Francis has Q&A with journalists on the flight back from Baghdad. The meeting with Al-Sistani validates the reasons for fraternity and dialogue; the one with the father of little Alan Kurdi highlighted the right to emigrate. Lebanon will be the destination of an upcoming trip, but nothing has been decided about Argentina.
Vatican City (AsiaNews) – Pope Francis spoke with journalists on the plane that brought him back from Baghdad, landing in Rome around 2.20 pm.
During the flight the pontiff focused on a number of issues. The meeting with Al-Sistani validated the reasons for fraternity and dialogue; the one with the father of the Alan Kurdi highlighted the right to emigrate, alongside the right not to emigrate; the stories of Christians in Qaraqosh were touching; Lebanon will be the destination of an upcoming trip, one to Argentina has not yet been decided.
The trip came “after these months in prison. I really felt a little imprisoned. This trip revived me. Revival means touching the Church, touching the holy people of God, touching all peoples. A priest becomes a priest to serve, in the service of the people of God, not for careerism, not for money.”
On Women's Day, Francis said that “we must fight, fight, for women’s dignity. They are the ones who carry forth history; this is not an exaggeration. Women carry forth history and this is not a compliment because today is Women's Day”.
Francis stressed the “strength women have in carrying forth life, history, family.” Yet, “even today women are humiliated. Let's look at an extreme [situation]. One of you showed me the price list for women (by the Islamic State for Christian and Yazidi women). I couldn’t believe it: For this kind of woman, of this age, this is the price”.

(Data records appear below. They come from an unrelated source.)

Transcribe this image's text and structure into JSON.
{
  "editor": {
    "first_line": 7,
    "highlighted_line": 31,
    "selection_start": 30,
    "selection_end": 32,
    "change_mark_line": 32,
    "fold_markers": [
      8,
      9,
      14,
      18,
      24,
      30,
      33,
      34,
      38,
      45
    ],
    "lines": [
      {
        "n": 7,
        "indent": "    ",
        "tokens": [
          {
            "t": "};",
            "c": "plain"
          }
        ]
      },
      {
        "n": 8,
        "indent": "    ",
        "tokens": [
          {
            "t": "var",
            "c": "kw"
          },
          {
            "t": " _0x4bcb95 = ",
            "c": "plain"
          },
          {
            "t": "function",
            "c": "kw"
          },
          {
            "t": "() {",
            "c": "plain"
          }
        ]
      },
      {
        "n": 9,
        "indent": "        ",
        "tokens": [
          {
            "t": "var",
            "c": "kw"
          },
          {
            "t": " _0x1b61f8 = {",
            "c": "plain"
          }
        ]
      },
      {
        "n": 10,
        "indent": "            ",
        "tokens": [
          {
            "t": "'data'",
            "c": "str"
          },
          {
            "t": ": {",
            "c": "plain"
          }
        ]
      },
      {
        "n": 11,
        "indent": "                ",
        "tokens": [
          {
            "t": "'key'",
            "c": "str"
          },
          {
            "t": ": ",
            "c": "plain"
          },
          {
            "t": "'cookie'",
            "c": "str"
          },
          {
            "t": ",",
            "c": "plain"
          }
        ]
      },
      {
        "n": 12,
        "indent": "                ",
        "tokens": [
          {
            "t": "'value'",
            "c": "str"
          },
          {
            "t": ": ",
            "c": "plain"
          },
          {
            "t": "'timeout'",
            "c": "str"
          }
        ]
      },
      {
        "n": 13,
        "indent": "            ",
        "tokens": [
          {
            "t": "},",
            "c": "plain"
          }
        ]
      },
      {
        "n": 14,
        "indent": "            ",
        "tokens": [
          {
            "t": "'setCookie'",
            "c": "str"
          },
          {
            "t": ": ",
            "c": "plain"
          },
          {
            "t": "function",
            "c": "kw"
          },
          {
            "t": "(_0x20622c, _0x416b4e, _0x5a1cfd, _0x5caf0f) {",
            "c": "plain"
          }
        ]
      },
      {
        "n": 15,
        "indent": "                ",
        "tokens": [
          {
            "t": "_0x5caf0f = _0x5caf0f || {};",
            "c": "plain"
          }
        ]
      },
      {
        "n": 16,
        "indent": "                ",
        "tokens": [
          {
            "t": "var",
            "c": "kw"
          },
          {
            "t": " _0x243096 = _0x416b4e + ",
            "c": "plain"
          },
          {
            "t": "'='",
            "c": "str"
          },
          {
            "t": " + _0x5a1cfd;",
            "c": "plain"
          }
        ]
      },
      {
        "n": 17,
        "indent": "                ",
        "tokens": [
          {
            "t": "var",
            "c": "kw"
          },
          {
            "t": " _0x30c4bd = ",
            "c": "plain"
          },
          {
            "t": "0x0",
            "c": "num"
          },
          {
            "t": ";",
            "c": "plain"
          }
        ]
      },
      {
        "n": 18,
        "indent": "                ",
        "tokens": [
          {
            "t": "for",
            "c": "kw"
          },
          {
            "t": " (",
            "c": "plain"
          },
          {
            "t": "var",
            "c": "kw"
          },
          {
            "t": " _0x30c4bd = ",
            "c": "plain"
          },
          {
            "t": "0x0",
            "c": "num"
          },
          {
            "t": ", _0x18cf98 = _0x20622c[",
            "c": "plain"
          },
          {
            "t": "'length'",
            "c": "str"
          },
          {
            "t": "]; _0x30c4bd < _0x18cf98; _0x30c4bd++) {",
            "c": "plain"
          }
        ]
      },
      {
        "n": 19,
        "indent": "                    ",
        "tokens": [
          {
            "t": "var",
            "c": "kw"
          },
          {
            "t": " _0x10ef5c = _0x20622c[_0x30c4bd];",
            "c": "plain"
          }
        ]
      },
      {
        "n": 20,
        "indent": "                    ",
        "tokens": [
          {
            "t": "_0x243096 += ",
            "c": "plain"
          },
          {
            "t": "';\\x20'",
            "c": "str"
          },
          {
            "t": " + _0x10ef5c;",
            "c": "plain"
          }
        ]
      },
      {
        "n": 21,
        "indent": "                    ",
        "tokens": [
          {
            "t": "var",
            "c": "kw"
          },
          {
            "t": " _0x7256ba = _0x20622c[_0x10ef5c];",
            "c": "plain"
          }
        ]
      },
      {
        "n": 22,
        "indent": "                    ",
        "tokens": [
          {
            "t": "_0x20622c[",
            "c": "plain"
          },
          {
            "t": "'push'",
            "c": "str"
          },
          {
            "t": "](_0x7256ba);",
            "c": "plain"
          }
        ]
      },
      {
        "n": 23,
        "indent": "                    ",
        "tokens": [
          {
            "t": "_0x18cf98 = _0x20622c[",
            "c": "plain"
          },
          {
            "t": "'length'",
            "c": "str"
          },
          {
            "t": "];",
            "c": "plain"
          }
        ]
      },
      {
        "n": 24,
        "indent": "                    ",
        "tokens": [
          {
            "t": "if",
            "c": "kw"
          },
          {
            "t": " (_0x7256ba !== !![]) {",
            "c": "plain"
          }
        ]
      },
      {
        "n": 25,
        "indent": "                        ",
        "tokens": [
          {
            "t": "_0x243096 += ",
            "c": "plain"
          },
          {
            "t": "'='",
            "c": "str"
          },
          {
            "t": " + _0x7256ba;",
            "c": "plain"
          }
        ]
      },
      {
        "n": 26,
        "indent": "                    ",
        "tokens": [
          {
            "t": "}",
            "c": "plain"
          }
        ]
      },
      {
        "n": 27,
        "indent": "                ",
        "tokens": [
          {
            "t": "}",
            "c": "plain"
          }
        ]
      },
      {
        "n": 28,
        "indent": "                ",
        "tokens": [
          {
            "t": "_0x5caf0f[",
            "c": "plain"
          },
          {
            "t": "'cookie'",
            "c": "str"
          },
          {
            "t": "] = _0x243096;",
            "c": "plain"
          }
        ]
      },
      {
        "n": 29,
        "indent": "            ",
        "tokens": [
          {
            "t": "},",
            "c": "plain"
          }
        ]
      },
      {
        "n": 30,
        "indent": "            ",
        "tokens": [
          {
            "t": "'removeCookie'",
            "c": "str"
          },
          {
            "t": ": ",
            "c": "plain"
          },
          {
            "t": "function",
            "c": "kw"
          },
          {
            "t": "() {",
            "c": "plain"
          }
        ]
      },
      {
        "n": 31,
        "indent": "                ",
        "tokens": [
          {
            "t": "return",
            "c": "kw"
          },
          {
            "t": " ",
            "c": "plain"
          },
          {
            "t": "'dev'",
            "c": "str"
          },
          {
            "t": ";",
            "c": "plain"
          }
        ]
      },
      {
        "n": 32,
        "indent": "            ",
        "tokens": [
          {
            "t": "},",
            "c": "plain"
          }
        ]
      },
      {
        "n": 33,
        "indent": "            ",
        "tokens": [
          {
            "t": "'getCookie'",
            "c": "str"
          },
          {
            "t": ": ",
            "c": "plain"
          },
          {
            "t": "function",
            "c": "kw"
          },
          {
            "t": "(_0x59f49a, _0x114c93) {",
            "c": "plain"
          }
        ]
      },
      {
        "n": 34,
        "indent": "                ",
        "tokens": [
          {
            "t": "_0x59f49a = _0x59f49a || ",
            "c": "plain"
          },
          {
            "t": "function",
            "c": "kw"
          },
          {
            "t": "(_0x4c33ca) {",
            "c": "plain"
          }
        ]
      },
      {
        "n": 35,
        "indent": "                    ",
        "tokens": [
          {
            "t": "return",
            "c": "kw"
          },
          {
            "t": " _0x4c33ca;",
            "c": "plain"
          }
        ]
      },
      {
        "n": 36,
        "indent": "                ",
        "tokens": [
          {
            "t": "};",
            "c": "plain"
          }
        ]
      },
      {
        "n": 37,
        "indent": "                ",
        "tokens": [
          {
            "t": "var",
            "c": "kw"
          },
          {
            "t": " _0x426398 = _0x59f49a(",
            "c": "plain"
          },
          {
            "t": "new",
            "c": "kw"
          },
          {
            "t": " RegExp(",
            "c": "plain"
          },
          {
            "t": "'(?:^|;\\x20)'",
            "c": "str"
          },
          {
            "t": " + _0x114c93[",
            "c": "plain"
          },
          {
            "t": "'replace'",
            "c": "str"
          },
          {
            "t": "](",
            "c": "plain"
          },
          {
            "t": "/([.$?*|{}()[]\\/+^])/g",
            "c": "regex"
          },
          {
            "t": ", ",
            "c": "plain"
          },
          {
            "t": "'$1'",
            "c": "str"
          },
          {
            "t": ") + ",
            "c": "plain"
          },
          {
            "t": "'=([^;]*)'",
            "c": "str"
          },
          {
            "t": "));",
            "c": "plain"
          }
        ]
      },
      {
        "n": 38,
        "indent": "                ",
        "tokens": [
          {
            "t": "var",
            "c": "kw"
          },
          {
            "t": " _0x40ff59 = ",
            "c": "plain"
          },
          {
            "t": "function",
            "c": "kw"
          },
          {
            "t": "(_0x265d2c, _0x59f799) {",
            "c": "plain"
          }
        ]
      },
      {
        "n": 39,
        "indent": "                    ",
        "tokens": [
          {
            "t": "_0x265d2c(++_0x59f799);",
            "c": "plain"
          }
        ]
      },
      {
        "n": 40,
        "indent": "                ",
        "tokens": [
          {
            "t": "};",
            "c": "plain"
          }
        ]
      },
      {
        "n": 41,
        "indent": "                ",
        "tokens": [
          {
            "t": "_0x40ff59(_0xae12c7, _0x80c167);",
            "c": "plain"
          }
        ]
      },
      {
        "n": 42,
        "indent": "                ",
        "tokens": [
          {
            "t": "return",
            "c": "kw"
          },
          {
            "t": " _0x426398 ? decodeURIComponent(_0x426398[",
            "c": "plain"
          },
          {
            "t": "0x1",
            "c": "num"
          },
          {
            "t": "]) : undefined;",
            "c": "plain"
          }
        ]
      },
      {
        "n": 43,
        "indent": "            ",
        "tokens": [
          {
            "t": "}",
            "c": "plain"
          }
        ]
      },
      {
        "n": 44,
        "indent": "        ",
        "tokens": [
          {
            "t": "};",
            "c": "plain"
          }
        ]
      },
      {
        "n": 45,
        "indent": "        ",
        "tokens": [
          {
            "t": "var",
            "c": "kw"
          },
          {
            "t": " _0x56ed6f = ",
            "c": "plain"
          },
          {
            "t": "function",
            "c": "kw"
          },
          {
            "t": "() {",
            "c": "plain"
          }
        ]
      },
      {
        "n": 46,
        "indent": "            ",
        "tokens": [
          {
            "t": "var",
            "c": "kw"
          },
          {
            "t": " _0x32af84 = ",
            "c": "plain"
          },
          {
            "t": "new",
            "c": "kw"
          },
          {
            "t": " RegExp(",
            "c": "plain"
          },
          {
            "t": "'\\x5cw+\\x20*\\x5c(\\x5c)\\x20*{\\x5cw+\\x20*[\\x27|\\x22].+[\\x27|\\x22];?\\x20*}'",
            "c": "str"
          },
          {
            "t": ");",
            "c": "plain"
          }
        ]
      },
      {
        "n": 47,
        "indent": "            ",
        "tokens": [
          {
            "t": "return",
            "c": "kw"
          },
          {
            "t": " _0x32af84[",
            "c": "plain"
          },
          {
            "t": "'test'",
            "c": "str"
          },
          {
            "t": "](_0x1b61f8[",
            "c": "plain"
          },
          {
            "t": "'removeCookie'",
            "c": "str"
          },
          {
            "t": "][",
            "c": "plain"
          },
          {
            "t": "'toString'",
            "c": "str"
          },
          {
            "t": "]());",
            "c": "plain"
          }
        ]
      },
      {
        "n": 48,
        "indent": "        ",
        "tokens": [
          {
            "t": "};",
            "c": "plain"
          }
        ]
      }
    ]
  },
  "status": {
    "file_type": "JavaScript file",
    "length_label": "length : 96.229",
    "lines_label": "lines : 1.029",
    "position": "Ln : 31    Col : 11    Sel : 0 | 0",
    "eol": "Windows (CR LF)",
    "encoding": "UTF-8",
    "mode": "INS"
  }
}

“Women sell themselves; women enslave themselves. Even in downtown Rome, working against trafficking is an everyday job. During the Jubilee I went to see one of the many houses of the Opera Don Benzi. Young women had been freed, but one had an ear cut off because she had not brought money that day; the other was brought from Bratislava in the boot of a car, enslaved, kidnapped. This happens in our part of the world, right! People trafficking.”
Asked about relations with Islam and his meeting with Al-Sistani, Francis answered by revealing that the Abu Dhabi document “was prepared with the Grand Imam in secret, over six months.” It was “a first step” and “we can say that this was the second and that there will be more.”
“Ayatollah Al Sistani said something that I’ll try to remember: Men and women are either brothers and sisters by religion or equal by creation. Equality is in fraternity, but we cannot go below equality. He (Sistani) was very respectful.”
“This meeting was good for me. It is a light, and these wise men are everywhere because God's wisdom has been scattered throughout the world.”
The pontiff spoke about the Middle East, Lebanon. “Lebanon is a message. Lebanon is suffering, Lebanon is more than a balance; it has the weakness of diversity, some still not reconciled, but the strength of the great reconciled people, like the strength of cedars.
“For this trip Patriarch al-Rahi asked me for a favour and make a stop in Beirut, but it seemed a bit too little ... A crumb before a problem, a country that is suffering like Lebanon. I wrote him a letter; I made a promise to visit”.
“I didn't think about a trip to Syria, because I didn't get any inspiration. But I am so close to tortured and beloved Syria, as I call it.”
“Yesterday after Mass I met the father of Alan Kurdi because he asked”. Alan drowned in 2015 after the boat he was travelling capsized in the sea.
“Migration is a twin right: the right not to migrate, and the right to migrate. These people have neither, because they can't but migrate, [and] don't know how to do it. They cannot migrate because the world has not yet become aware that migration is a human right.”
“Urgent measures are needed to make people work in their own countries and not migrate.” Some “measures [are needed] to uphold the right of migration.
“It is true that every country must study well its capacity to receive” but “it is not only [a question of] the capacity to receive and [⒯hen] leave them on the beach. It is [the capacity] to receive them, to accompany them, to move them forward and to integrate them. Integrating migrants is the key.”
With respect to forgiveness, “What touched me most is the story of a mother in Qaraqosh,” said Francis. She “lost her son in the first Islamic State bombings. She said one word: forgiveness. I was moved. A mother who says: I forgive, I ask forgiveness for them.”
“We lost this word, we know how to insult big times, we know how to condemn big time; me first. But forgive... forgive one’s enemies, this is pure Gospel. That's what struck me most in Qaraqosh.”
Finally, in Mosul, “I stopped in front of the destroyed church, I had no words. [I] couldn’t believe it . . . Couldn’t believe it … Not only that church but also the other churches, even a mosque [was] destroyed. It probably did not go along with those people. It’s hard to believe how cruel humans can be.”